|BRYAN J. BLAIR (Cape Abilities/Endicott College), Cheryl J. Davis (7 Dimensions Consulting/Endicott College), Paul Mahoney (Amego Inc/Endicott College), Michael F. Dorsey (Endicott College)
A conceptual analysis of punishment will be presented. A brief history of the word punishment (both in vernacular usage, and in clinical usage) is presented. Writings from B.F. Skinner, Jack Michael and Murray Sidman are reviewed, summarized, and compared. Given the significant departure that these writings take from traditional descriptions of the effects of punishment on behavior, two competing analyses of punishment are presented. These two analyses, punishment as a direct procedure and punishment as an indirect procedure, are explained and directly compared. Data from previously published studies supporting both conclusions will be presented and analyzed. In addition, the effects of reinforcement and motivating operations on punishment and learning are explored. Finally, recommendations are made to refine how aversive control procedures are conceptualized, researched, trained, and implemented. Recommendations are made regarding how behavior analysts talk about punishment, how they describe procedures, and how to better understand a seemingly simple, yet ultimately complex phenomenon.
|The Current State of Social Validity in Applied Punishment Research
|MICHAEL F. DORSEY (Endicott College), Cheryl J. Davis (7 Dimensions Consulting/Endicott College), Bryan J. Blair (Cape Abilities/Endicott College), Paul Mahoney (Amego Inc/Endicott College)
|Abstract: The current state of social validity in applied research is rarely assessed in punishment studies with as demonstrated by a recent review of 1968 to present day JABA where only 9.5% of experimental studies conducted social validity assessments. Ensuring social validity within the applied world is the basis for the field of ABA (Risley, 1997). The challenge with social validity is that it is difficult to objectively measure and the field is not typically concerned with private events (Skinner, 1953). However, social validity cannot be ignored as feedback from the participant or people around them regarding behavioral treatment matters in regards to implementation; people will not use the technology if they do not like the process (Wolf, 1978). Wolf (1978) urged the field of ABA to view social validity as an attempt to determine acceptable practices. Adkins (1997) actually aligned social validity with ethics, making the point that scientists may need to be satisfied with societies report on procedures and not actual certainty of the data. This presentation will discuss data from applied behavioral journals and rates of assessing social validity, as well as the ramifications for not assessing this in the field of ABA especially in regards to punishment procedures. Additionally, survey data will be presented regarding BCBA’s current use of punishment procedures.

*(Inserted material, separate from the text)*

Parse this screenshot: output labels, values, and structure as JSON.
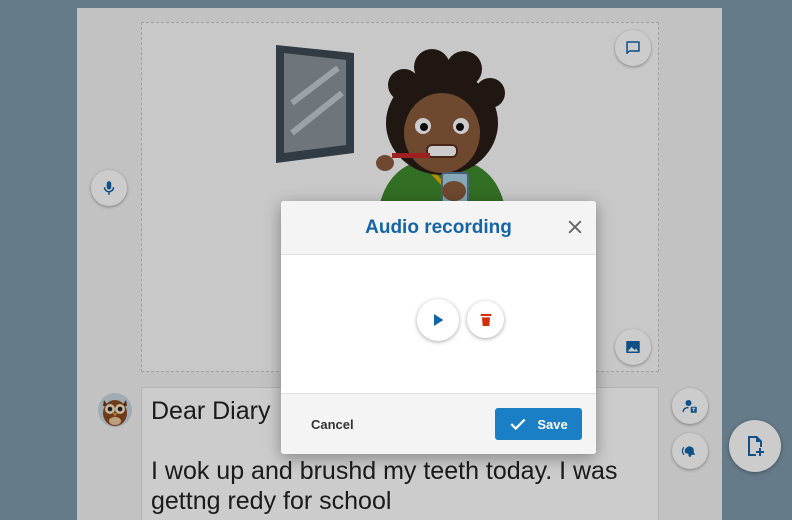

Ethical Blunders in the Application of Punishment Procedures
|PAUL MAHONEY (Amego Inc; Endicott College), Michael F. Dorsey (Endicott College)
The use of aversive consequences has resulted in several instances of questionable ethical behavior that has severely affected the field of applied behavior analysis throughout its relatively short history. This component of the symposium will provide a review of the role of behavioral principles in the implementation of punishment procedures in the development and perpetuation of unethical and abusive behavior demonstrated by clinicians and staff in programs such as Willowbrook, Sunland Developmental Center, Behavior Modification Units in prison settings, etc.. Survey data provided by Behavior Analysts on abuse investigations, conclusions, and recommendations will be presented with the purpose of validating or invalidating the purported commonalities among the conditions present at the programs reviewed above. Recommendations and considerations will be provided on how to better prevent such missteps from occurring in the future. It is imperative to remember the past ethical issues in order to progress as a field and not repeat history.